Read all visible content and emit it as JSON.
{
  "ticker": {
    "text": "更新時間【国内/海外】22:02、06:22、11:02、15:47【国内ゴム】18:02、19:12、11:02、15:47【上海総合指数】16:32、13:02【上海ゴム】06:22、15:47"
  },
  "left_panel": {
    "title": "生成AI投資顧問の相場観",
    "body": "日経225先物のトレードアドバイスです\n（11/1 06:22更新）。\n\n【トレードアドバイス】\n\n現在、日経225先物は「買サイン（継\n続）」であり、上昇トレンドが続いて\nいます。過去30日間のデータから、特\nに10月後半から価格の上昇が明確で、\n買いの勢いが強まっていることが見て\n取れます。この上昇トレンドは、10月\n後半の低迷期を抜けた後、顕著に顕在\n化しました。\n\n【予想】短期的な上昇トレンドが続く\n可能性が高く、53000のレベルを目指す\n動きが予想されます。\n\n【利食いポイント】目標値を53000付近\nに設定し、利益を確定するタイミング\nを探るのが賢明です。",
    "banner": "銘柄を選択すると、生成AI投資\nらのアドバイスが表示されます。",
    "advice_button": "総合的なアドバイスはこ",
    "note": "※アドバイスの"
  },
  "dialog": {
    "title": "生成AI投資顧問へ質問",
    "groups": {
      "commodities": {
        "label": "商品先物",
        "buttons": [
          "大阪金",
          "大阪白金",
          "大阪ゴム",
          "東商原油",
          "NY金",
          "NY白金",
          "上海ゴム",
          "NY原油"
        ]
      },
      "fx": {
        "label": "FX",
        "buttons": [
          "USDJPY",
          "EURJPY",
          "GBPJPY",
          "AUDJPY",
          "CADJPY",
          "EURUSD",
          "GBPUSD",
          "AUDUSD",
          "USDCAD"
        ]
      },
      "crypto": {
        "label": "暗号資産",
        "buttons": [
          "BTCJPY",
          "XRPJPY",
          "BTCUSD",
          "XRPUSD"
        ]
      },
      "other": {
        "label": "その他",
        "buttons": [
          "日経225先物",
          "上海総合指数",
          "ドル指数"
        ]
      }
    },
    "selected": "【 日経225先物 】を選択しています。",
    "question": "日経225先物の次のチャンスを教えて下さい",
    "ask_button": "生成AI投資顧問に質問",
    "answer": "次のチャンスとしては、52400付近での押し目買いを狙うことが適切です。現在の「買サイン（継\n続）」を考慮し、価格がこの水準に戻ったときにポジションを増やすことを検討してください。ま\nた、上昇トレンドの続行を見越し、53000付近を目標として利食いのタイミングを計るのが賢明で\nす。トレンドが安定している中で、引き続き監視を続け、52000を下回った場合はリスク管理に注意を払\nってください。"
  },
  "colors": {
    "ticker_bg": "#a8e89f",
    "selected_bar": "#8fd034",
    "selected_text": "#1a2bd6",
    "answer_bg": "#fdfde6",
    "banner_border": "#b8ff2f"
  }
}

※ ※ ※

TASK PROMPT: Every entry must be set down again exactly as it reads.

ANSWER TO THIS PROBLEM:
Read all visible content and emit it as JSON.
{
  "ticker": {
    "text": "更新時間【国内/海外】22:02、06:22、11:02、15:47【国内ゴム】18:02、19:12、11:02、15:47【上海総合指数】16:32、13:02【上海ゴム】06:22、15:47"
  },
  "left_panel": {
    "title": "生成AI投資顧問の相場観",
    "body": "日経225先物のトレードアドバイスです\n（11/1 06:22更新）。\n\n【トレードアドバイス】\n\n現在、日経225先物は「買サイン（継\n続）」であり、上昇トレンドが続いて\nいます。過去30日間のデータから、特\nに10月後半から価格の上昇が明確で、\n買いの勢いが強まっていることが見て\n取れます。この上昇トレンドは、10月\n後半の低迷期を抜けた後、顕著に顕在\n化しました。\n\n【予想】短期的な上昇トレンドが続く\n可能性が高く、53000のレベルを目指す\n動きが予想されます。\n\n【利食いポイント】目標値を53000付近\nに設定し、利益を確定するタイミング\nを探るのが賢明です。",
    "banner": "銘柄を選択すると、生成AI投資\nらのアドバイスが表示されます。",
    "advice_button": "総合的なアドバイスはこ",
    "note": "※アドバイスの"
  },
  "dialog": {
    "title": "生成AI投資顧問へ質問",
    "groups": {
      "commodities": {
        "label": "商品先物",
        "buttons": [
          "大阪金",
          "大阪白金",
          "大阪ゴム",
          "東商原油",
          "NY金",
          "NY白金",
          "上海ゴム",
          "NY原油"
        ]
      },
      "fx": {
        "label": "FX",
        "buttons": [
          "USDJPY",
          "EURJPY",
          "GBPJPY",
          "AUDJPY",
          "CADJPY",
          "EURUSD",
          "GBPUSD",
          "AUDUSD",
          "USDCAD"
        ]
      },
      "crypto": {
        "label": "暗号資産",
        "buttons": [
          "BTCJPY",
          "XRPJPY",
          "BTCUSD",
          "XRPUSD"
        ]
      },
      "other": {
        "label": "その他",
        "buttons": [
          "日経225先物",
          "上海総合指数",
          "ドル指数"
        ]
      }
    },
    "selected": "【 日経225先物 】を選択しています。",
    "question": "日経225先物の次のチャンスを教えて下さい",
    "ask_button": "生成AI投資顧問に質問",
    "answer": "次のチャンスとしては、52400付近での押し目買いを狙うことが適切です。現在の「買サイン（継\n続）」を考慮し、価格がこの水準に戻ったときにポジションを増やすことを検討してください。ま\nた、上昇トレンドの続行を見越し、53000付近を目標として利食いのタイミングを計るのが賢明で\nす。トレンドが安定している中で、引き続き監視を続け、52000を下回った場合はリスク管理に注意を払\nってください。"
  },
  "colors": {
    "ticker_bg": "#a8e89f",
    "selected_bar": "#8fd034",
    "selected_text": "#1a2bd6",
    "answer_bg": "#fdfde6",
    "banner_border": "#b8ff2f"
  }
}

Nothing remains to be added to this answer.